Mooquackwooftweetmeow

Concatenating zoölogical onomatopœia since 1999

About Mooquackwooftweetmeow

Hi! This is Mooquackwooftweetmeow, a collection of stuff by Greg K Nicholson.

Hydroelectric

Given that hydrogen fuel cells can be used to run cars, why not use them to run power stations?

Though I'm not overly familiar with the physics of it, hydrogen fuel cells operate by exploiting the energy released when hydrogen (H2) and oxygen (O2) recombine (in a 2:1 ratio) to form water (H2O).


I'm assuming that this process is energetically beneficial; that is, you produce more energy in a fuel cell than it takes to produce the fuel.

I'm also assuming that the only thing stopping widespread deployment of hydrogen fuel cells in cars (which I think is the venue most often discussed for fuel cells' use) is the logistical problem of refueling such cars in everyday use: containment suits are needed when pumping the very-cold liquid hydrogen—or is it oxygen? or both? Anyway, a very-cold liquid—into the cars. And, while petrol stations are conveniently ubiquitous (for the most part, anyway), none of them stock hydrogen (and/or oxygen—whatever we decided was the stuff being pumped); this is largely because there are no hydrogen fuel-cell–powered cars in everyday use. It's the proverbial chicken-and-egg situation (let's pretend, for rhetorical purposes, that that one wasn't resolved (it was the egg (no, I'm serious))).

These problems don't, however, stop hydrogen fuel cells (or the same technology, perhaps not in an actual cell) being deployed in centralised systems—like power stations. The chicken-and-egg problem is resolved because popular demand isn't needed to make it commercially viable to supply the technology, the infrastructure or the fuel itself.


It's definitely possible (at least I'd be very, very, very surprised and bemused if it weren't) to run a power station using hydrogen fuel cell technology: most (perhaps all) modern power stations operate by heating water. Coal-fired and nuclear fission-powered power stations both use the energy released from their respective reactions to heat water, which becomes steam; as the steam rises it turns a turbine; this turns a magnet in a solenoid (a tube-shaped coil of wire), which induces an electric current in the solenoid.

Hydrogen fuel cell–powered cars have wheels that turn. Attach a magnet to one, put it inside a solenoid et voilà.


The benefits of using hydrogen power, rather than fossil fuels or nuclear fission, to produce electricity would be plenty: removing the “kettle” stage from a power station would be a novelty; it would probably increase efficiency lots-fold, and it certainly (defined like “definitely” above) wouldn't decrease efficiency.

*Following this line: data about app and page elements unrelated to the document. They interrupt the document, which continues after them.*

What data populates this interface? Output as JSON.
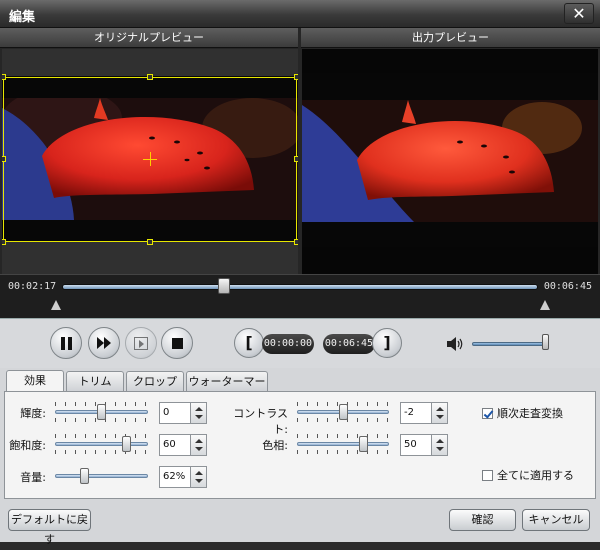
{
  "window": {
    "title": "編集",
    "close_label": "✕"
  },
  "preview": {
    "original_label": "オリジナルプレビュー",
    "output_label": "出力プレビュー"
  },
  "timeline": {
    "start_time": "00:02:17",
    "end_time": "00:06:45",
    "position_fraction": 0.34
  },
  "playback": {
    "trim_start": "00:00:00",
    "trim_end": "00:06:45",
    "volume_fraction": 0.95,
    "open_bracket": "[",
    "close_bracket": "]"
  },
  "tabs": [
    {
      "label": "効果",
      "active": true
    },
    {
      "label": "トリム",
      "active": false
    },
    {
      "label": "クロップ",
      "active": false
    },
    {
      "label": "ウォーターマーク",
      "active": false
    }
  ],
  "effects": {
    "brightness": {
      "label": "輝度:",
      "value": "0",
      "fraction": 0.5
    },
    "saturation": {
      "label": "飽和度:",
      "value": "60",
      "fraction": 0.8
    },
    "volume": {
      "label": "音量:",
      "value": "62%",
      "fraction": 0.3
    },
    "contrast": {
      "label": "コントラスト:",
      "value": "-2",
      "fraction": 0.5
    },
    "hue": {
      "label": "色相:",
      "value": "50",
      "fraction": 0.75
    },
    "deinterlace": {
      "label": "順次走査変換",
      "checked": true
    },
    "apply_all": {
      "label": "全てに適用する",
      "checked": false
    }
  },
  "footer": {
    "reset_label": "デフォルトに戻す",
    "ok_label": "確認",
    "cancel_label": "キャンセル"
  },
  "colors": {
    "crop_border": "#e6e600",
    "umbrella_red": "#d8241c",
    "accent_blue": "#1d56a8"
  }
}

The environmental benefits are pretty substantial too: hydrogen and oxygen exist in abundance in water, and the only by-product from the fuel cell reaction is hot water. As long as this hot water isn't pumped into rivers at such a rate that a river's temperature rises significantly, which would piss a lot of aquatic animals off rather a lot, to say the least, the environmental concerns are nil—you can safely pump water into the atmosphere (almost) with abandon.


There must be an obvious stumbling block that I've overlooked; otherwise, why aren't all the cool More-Economically-Developed Countries doing it? (And I doubt it's collusion with the fossil fuel industry—there are lots of rich countries without a vested interest there.)

About this entry

I published this entry on 10 November 2007, first thing in the afternoon. That means this is pretty old. Beware parachronisms.

Questions? Comments? Plaudits? Microblog at identi.ca/gregknicholson, or with the tag #mqwtm; or email me at hydroelectric@gkn.me.uk.